* **Action item**
Which lines below include "controller"? Copy them all.

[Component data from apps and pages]
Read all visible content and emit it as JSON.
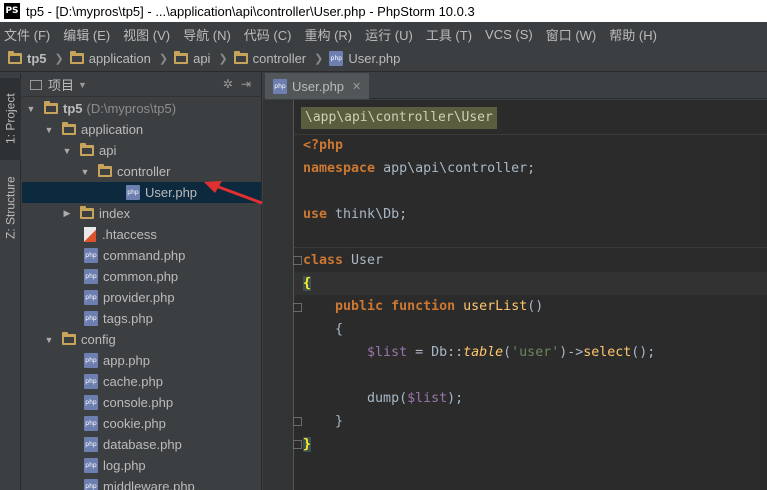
{
  "window": {
    "title": "tp5 - [D:\\mypros\\tp5] - ...\\application\\api\\controller\\User.php - PhpStorm 10.0.3",
    "logo": "PS"
  },
  "menu": [
    "文件 (F)",
    "编辑 (E)",
    "视图 (V)",
    "导航 (N)",
    "代码 (C)",
    "重构 (R)",
    "运行 (U)",
    "工具 (T)",
    "VCS (S)",
    "窗口 (W)",
    "帮助 (H)"
  ],
  "breadcrumb": [
    "tp5",
    "application",
    "api",
    "controller",
    "User.php"
  ],
  "toolwindows": {
    "project": "1: Project",
    "structure": "Z: Structure"
  },
  "project_panel": {
    "title": "项目"
  },
  "tree": {
    "root_name": "tp5",
    "root_path": "(D:\\mypros\\tp5)",
    "application": "application",
    "api": "api",
    "controller": "controller",
    "user_file": "User.php",
    "index": "index",
    "htaccess": ".htaccess",
    "command": "command.php",
    "common": "common.php",
    "provider": "provider.php",
    "tags": "tags.php",
    "config": "config",
    "app": "app.php",
    "cache": "cache.php",
    "console": "console.php",
    "cookie": "cookie.php",
    "database": "database.php",
    "log": "log.php",
    "middleware": "middleware.php"
  },
  "editor": {
    "tab": "User.php",
    "namespace_crumb": "\\app\\api\\controller\\User",
    "code": {
      "open_tag": "<?php",
      "kw_namespace": "namespace",
      "ns_value": " app\\api\\controller;",
      "kw_use": "use",
      "use_value": " think\\Db;",
      "kw_class": "class",
      "class_name": " User",
      "open_brace": "{",
      "kw_public": "public",
      "kw_function": "function",
      "fn_name": "userList",
      "fn_parens": "()",
      "method_open": "{",
      "var_list": "$list",
      "assign": " = Db::",
      "table_fn": "table",
      "paren_open": "(",
      "table_arg": "'user'",
      "chain": ")->",
      "select_fn": "select",
      "end_stmt": "();",
      "dump_fn": "dump(",
      "dump_arg": "$list",
      "dump_end": ");",
      "method_close": "}",
      "close_brace": "}"
    }
  },
  "colors": {
    "background": "#2b2b2b",
    "panel": "#3c3f41",
    "keyword": "#cc7832",
    "variable": "#9876aa",
    "string": "#6a8759",
    "function": "#ffc66d",
    "annotation_arrow": "#e03030",
    "selection": "#0d293e"
  }
}
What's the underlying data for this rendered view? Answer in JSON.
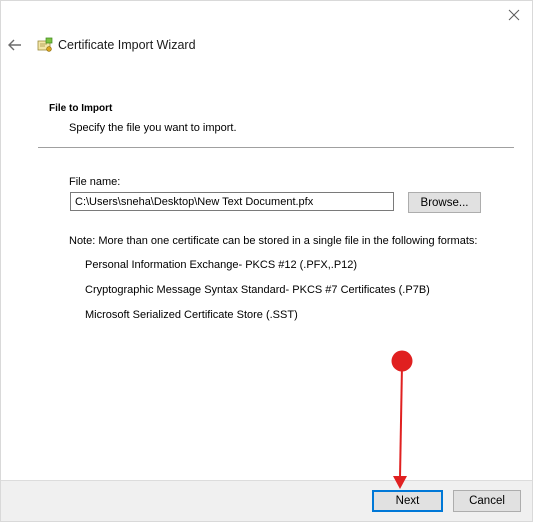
{
  "window": {
    "title": "Certificate Import Wizard",
    "icons": {
      "back": "back-arrow-icon",
      "close": "close-icon",
      "app": "certificate-icon"
    }
  },
  "section": {
    "title": "File to Import",
    "subtitle": "Specify the file you want to import."
  },
  "file_field": {
    "label": "File name:",
    "value": "C:\\Users\\sneha\\Desktop\\New Text Document.pfx",
    "browse_label": "Browse..."
  },
  "note": {
    "text": "Note:  More than one certificate can be stored in a single file in the following formats:",
    "formats": [
      "Personal Information Exchange- PKCS #12 (.PFX,.P12)",
      "Cryptographic Message Syntax Standard- PKCS #7 Certificates (.P7B)",
      "Microsoft Serialized Certificate Store (.SST)"
    ]
  },
  "footer": {
    "next_label": "Next",
    "cancel_label": "Cancel"
  },
  "colors": {
    "accent": "#0078d7",
    "annotation": "#e02020",
    "button_bg": "#e1e1e1",
    "footer_bg": "#f0f0f0"
  }
}
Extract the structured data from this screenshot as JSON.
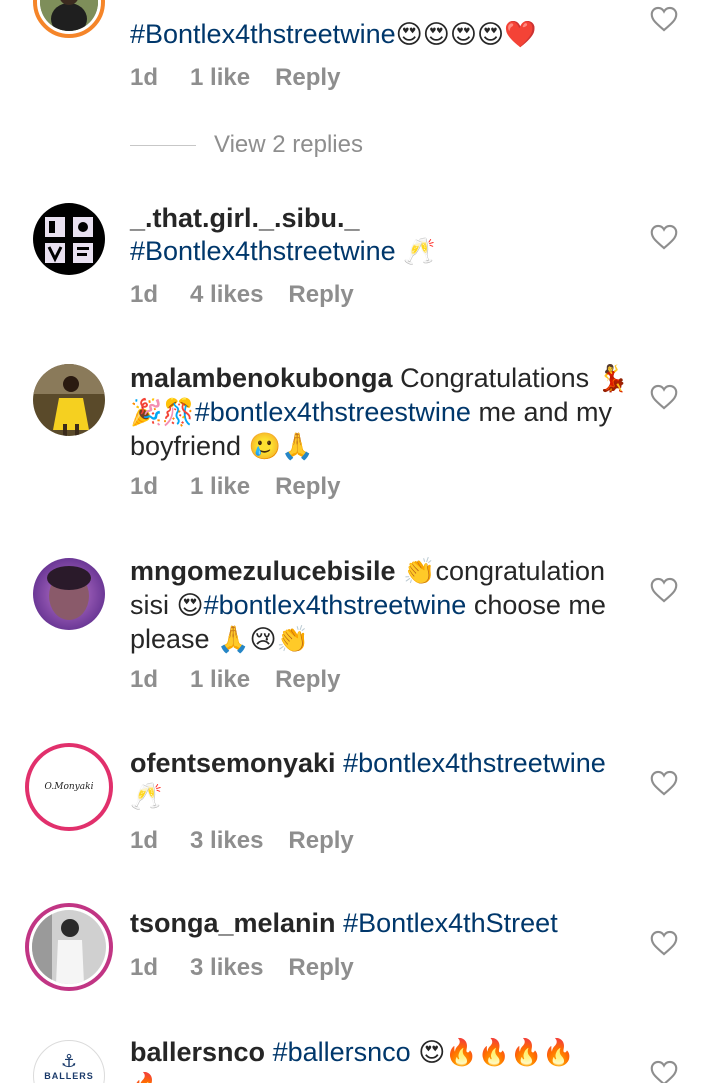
{
  "comments": [
    {
      "username": "",
      "hashtag": "#Bontlex4thstreetwine",
      "text": "",
      "emoji": "😍😍😍😍❤️",
      "time": "1d",
      "likes": "1 like",
      "reply": "Reply"
    },
    {
      "username": "_.that.girl._.sibu._",
      "hashtag": "#Bontlex4thstreetwine",
      "text": "",
      "emoji": "🥂",
      "time": "1d",
      "likes": "4 likes",
      "reply": "Reply"
    },
    {
      "username": "malambenokubonga",
      "text1": "Congratulations",
      "emoji1": "💃🎉🎊",
      "hashtag": "#bontlex4thstreestwine",
      "text2": "me and my boyfriend",
      "emoji2": "🥲🙏",
      "time": "1d",
      "likes": "1 like",
      "reply": "Reply"
    },
    {
      "username": "mngomezulucebisile",
      "emoji1": "👏",
      "text1": "congratulation sisi",
      "emoji2": "😍",
      "hashtag": "#bontlex4thstreetwine",
      "text2": "choose me please",
      "emoji3": "🙏😢👏",
      "time": "1d",
      "likes": "1 like",
      "reply": "Reply"
    },
    {
      "username": "ofentsemonyaki",
      "hashtag": "#bontlex4thstreetwine",
      "emoji": "🥂",
      "avatar_text": "O.Monyaki",
      "time": "1d",
      "likes": "3 likes",
      "reply": "Reply"
    },
    {
      "username": "tsonga_melanin",
      "hashtag": "#Bontlex4thStreet",
      "time": "1d",
      "likes": "3 likes",
      "reply": "Reply"
    },
    {
      "username": "ballersnco",
      "hashtag": "#ballersnco",
      "emoji": "😍🔥🔥🔥🔥",
      "emoji2": "🔥",
      "avatar_text": "BALLERS"
    }
  ],
  "view_replies": "View 2 replies",
  "colors": {
    "hashtag": "#00376b",
    "meta": "#8e8e8e",
    "ring": "#f58529"
  }
}
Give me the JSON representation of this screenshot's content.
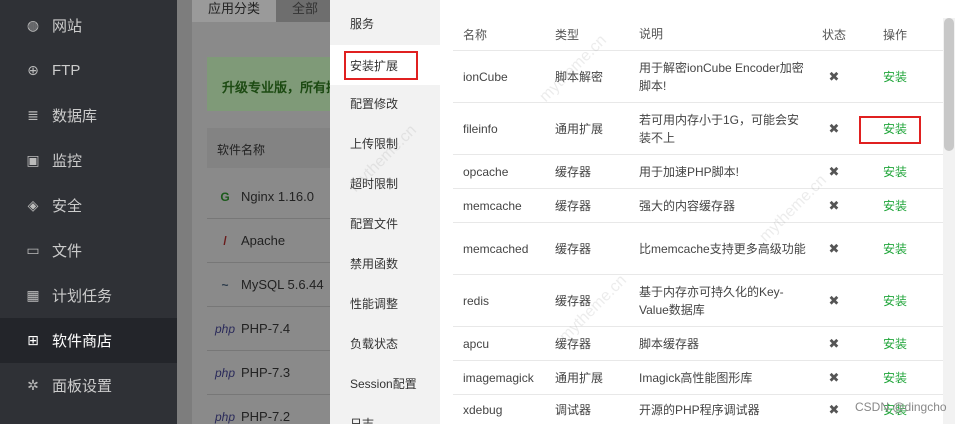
{
  "sidebar": {
    "items": [
      {
        "label": "网站",
        "icon": "globe-icon",
        "glyph": "◍"
      },
      {
        "label": "FTP",
        "icon": "ftp-icon",
        "glyph": "⊕"
      },
      {
        "label": "数据库",
        "icon": "database-icon",
        "glyph": "≣"
      },
      {
        "label": "监控",
        "icon": "monitor-icon",
        "glyph": "▣"
      },
      {
        "label": "安全",
        "icon": "shield-icon",
        "glyph": "◈"
      },
      {
        "label": "文件",
        "icon": "folder-icon",
        "glyph": "▭"
      },
      {
        "label": "计划任务",
        "icon": "calendar-icon",
        "glyph": "▦"
      },
      {
        "label": "软件商店",
        "icon": "grid-icon",
        "glyph": "⊞"
      },
      {
        "label": "面板设置",
        "icon": "gear-icon",
        "glyph": "✲"
      }
    ]
  },
  "background": {
    "tabs": [
      "应用分类",
      "全部"
    ],
    "upgrade_text": "升级专业版，所有插",
    "soft_header": "软件名称",
    "soft_rows": [
      {
        "name": "Nginx 1.16.0",
        "icon": "G"
      },
      {
        "name": "Apache",
        "icon": "/"
      },
      {
        "name": "MySQL 5.6.44",
        "icon": "~"
      },
      {
        "name": "PHP-7.4",
        "icon": "php"
      },
      {
        "name": "PHP-7.3",
        "icon": "php"
      },
      {
        "name": "PHP-7.2",
        "icon": "php"
      }
    ]
  },
  "modal": {
    "nav": [
      "服务",
      "安装扩展",
      "配置修改",
      "上传限制",
      "超时限制",
      "配置文件",
      "禁用函数",
      "性能调整",
      "负载状态",
      "Session配置",
      "日志"
    ],
    "active_nav": "安装扩展",
    "columns": [
      "名称",
      "类型",
      "说明",
      "状态",
      "操作"
    ],
    "rows": [
      {
        "name": "ionCube",
        "type": "脚本解密",
        "desc": "用于解密ionCube Encoder加密脚本!",
        "status": "✖",
        "action": "安装"
      },
      {
        "name": "fileinfo",
        "type": "通用扩展",
        "desc": "若可用内存小于1G，可能会安装不上",
        "status": "✖",
        "action": "安装"
      },
      {
        "name": "opcache",
        "type": "缓存器",
        "desc": "用于加速PHP脚本!",
        "status": "✖",
        "action": "安装"
      },
      {
        "name": "memcache",
        "type": "缓存器",
        "desc": "强大的内容缓存器",
        "status": "✖",
        "action": "安装"
      },
      {
        "name": "memcached",
        "type": "缓存器",
        "desc": "比memcache支持更多高级功能",
        "status": "✖",
        "action": "安装"
      },
      {
        "name": "redis",
        "type": "缓存器",
        "desc": "基于内存亦可持久化的Key-Value数据库",
        "status": "✖",
        "action": "安装"
      },
      {
        "name": "apcu",
        "type": "缓存器",
        "desc": "脚本缓存器",
        "status": "✖",
        "action": "安装"
      },
      {
        "name": "imagemagick",
        "type": "通用扩展",
        "desc": "Imagick高性能图形库",
        "status": "✖",
        "action": "安装"
      },
      {
        "name": "xdebug",
        "type": "调试器",
        "desc": "开源的PHP程序调试器",
        "status": "✖",
        "action": "安装"
      }
    ]
  },
  "watermark": "mytheme.cn",
  "credit": "CSDN @dingcho"
}
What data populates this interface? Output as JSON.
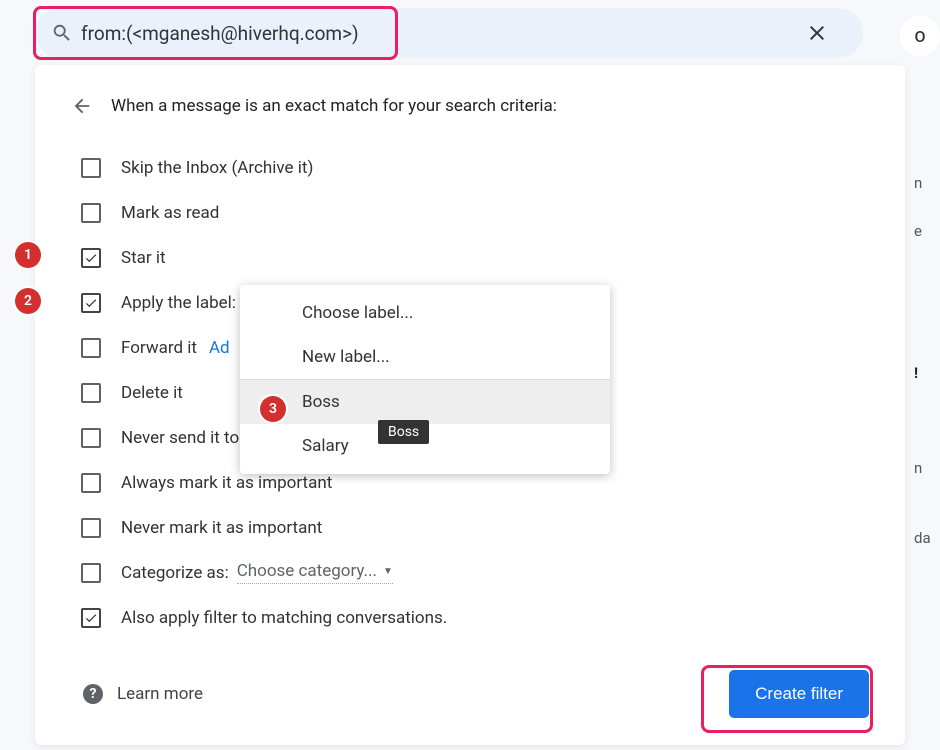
{
  "search": {
    "query": "from:(<mganesh@hiverhq.com>)"
  },
  "avatar": "O",
  "header": "When a message is an exact match for your search criteria:",
  "options": {
    "skip_inbox": "Skip the Inbox (Archive it)",
    "mark_read": "Mark as read",
    "star_it": "Star it",
    "apply_label": "Apply the label:",
    "forward_it": "Forward it",
    "forward_add": "Ad",
    "delete_it": "Delete it",
    "never_spam": "Never send it to S",
    "always_important": "Always mark it as important",
    "never_important": "Never mark it as important",
    "categorize_as": "Categorize as:",
    "categorize_placeholder": "Choose category...",
    "also_apply": "Also apply filter to matching conversations."
  },
  "dropdown": {
    "choose": "Choose label...",
    "new": "New label...",
    "boss": "Boss",
    "salary": "Salary"
  },
  "tooltip": "Boss",
  "footer": {
    "learn_more": "Learn more",
    "create": "Create filter"
  },
  "annotations": {
    "a1": "1",
    "a2": "2",
    "a3": "3"
  },
  "bg_chars": {
    "r1": "n",
    "r2": "e",
    "r3": "!",
    "r4": "n",
    "r5": "da"
  }
}
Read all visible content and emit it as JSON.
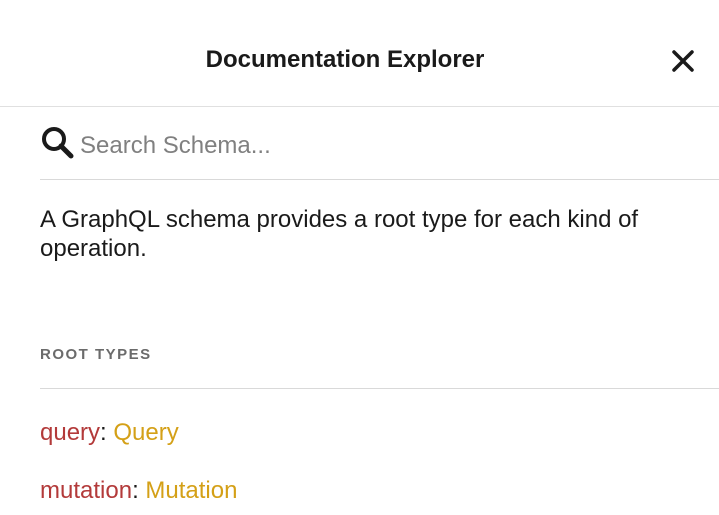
{
  "header": {
    "title": "Documentation Explorer",
    "close_icon": "close-icon"
  },
  "search": {
    "icon": "search-icon",
    "placeholder": "Search Schema..."
  },
  "description": "A GraphQL schema provides a root type for each kind of operation.",
  "root_types": {
    "section_title": "ROOT TYPES",
    "items": [
      {
        "field": "query",
        "separator": ": ",
        "type": "Query"
      },
      {
        "field": "mutation",
        "separator": ": ",
        "type": "Mutation"
      }
    ]
  },
  "colors": {
    "field": "#b33a3a",
    "type": "#d4a017",
    "section_title": "#6b6b6b"
  }
}
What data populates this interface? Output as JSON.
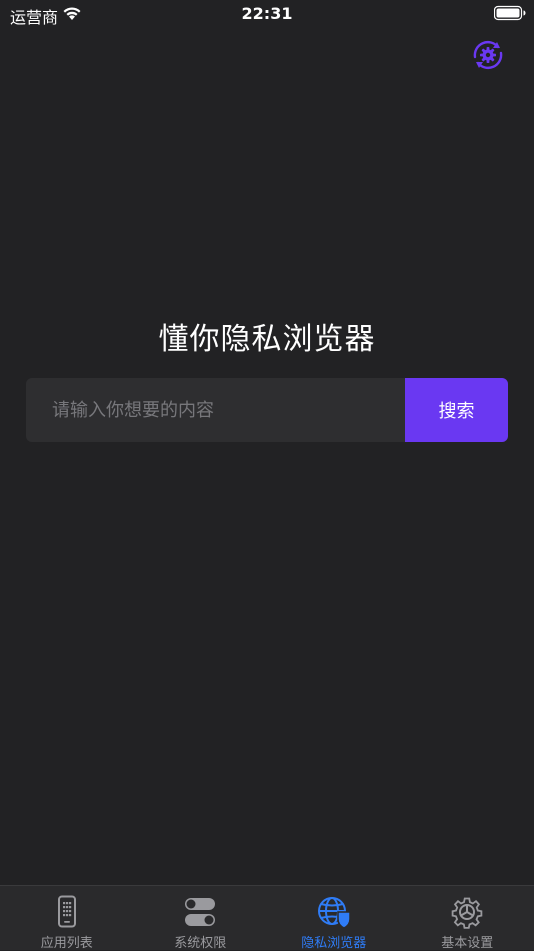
{
  "status_bar": {
    "carrier": "运营商",
    "time": "22:31",
    "icons": [
      "wifi-icon",
      "battery-icon"
    ]
  },
  "header": {
    "action_icon": "refresh-settings-icon",
    "accent_color": "#6a38f2"
  },
  "main": {
    "title": "懂你隐私浏览器",
    "search": {
      "placeholder": "请输入你想要的内容",
      "value": "",
      "button_label": "搜索"
    }
  },
  "tab_bar": {
    "active_color": "#2f7cf6",
    "inactive_color": "#9a9a9e",
    "tabs": [
      {
        "label": "应用列表",
        "icon": "phone-grid-icon",
        "active": false
      },
      {
        "label": "系统权限",
        "icon": "toggle-switches-icon",
        "active": false
      },
      {
        "label": "隐私浏览器",
        "icon": "globe-shield-icon",
        "active": true
      },
      {
        "label": "基本设置",
        "icon": "gear-icon",
        "active": false
      }
    ]
  }
}
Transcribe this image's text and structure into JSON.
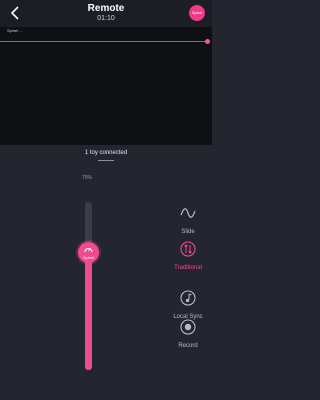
{
  "header": {
    "title": "Remote",
    "timer": "01:10",
    "avatar_label": "Spiral"
  },
  "waveform": {
    "label": "Spinel ..."
  },
  "panel": {
    "connected_text": "1 toy connected",
    "intensity_label": "70%",
    "intensity_level": 70,
    "slider_label": "Spinel"
  },
  "modes": [
    {
      "label": "Slide",
      "icon": "wave-icon",
      "active": false
    },
    {
      "label": "Traditional",
      "icon": "updown-arrows-icon",
      "active": true
    },
    {
      "label": "Local Sync",
      "icon": "music-sync-icon",
      "active": false
    },
    {
      "label": "Record",
      "icon": "record-icon",
      "active": false
    }
  ],
  "colors": {
    "accent": "#ef4b91",
    "background": "#23252f",
    "wave_background": "#0f1014"
  }
}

* **Task solution**
    "title": "tp5 - [D:\\mypros\\tp5] - ...\\application\\api\\controller\\User.php - PhpStorm 10.0.3",
    "controller",
    "controller": "controller",
    "namespace_crumb": "\\app\\api\\controller\\User",
      "ns_value": " app\\api\\controller;",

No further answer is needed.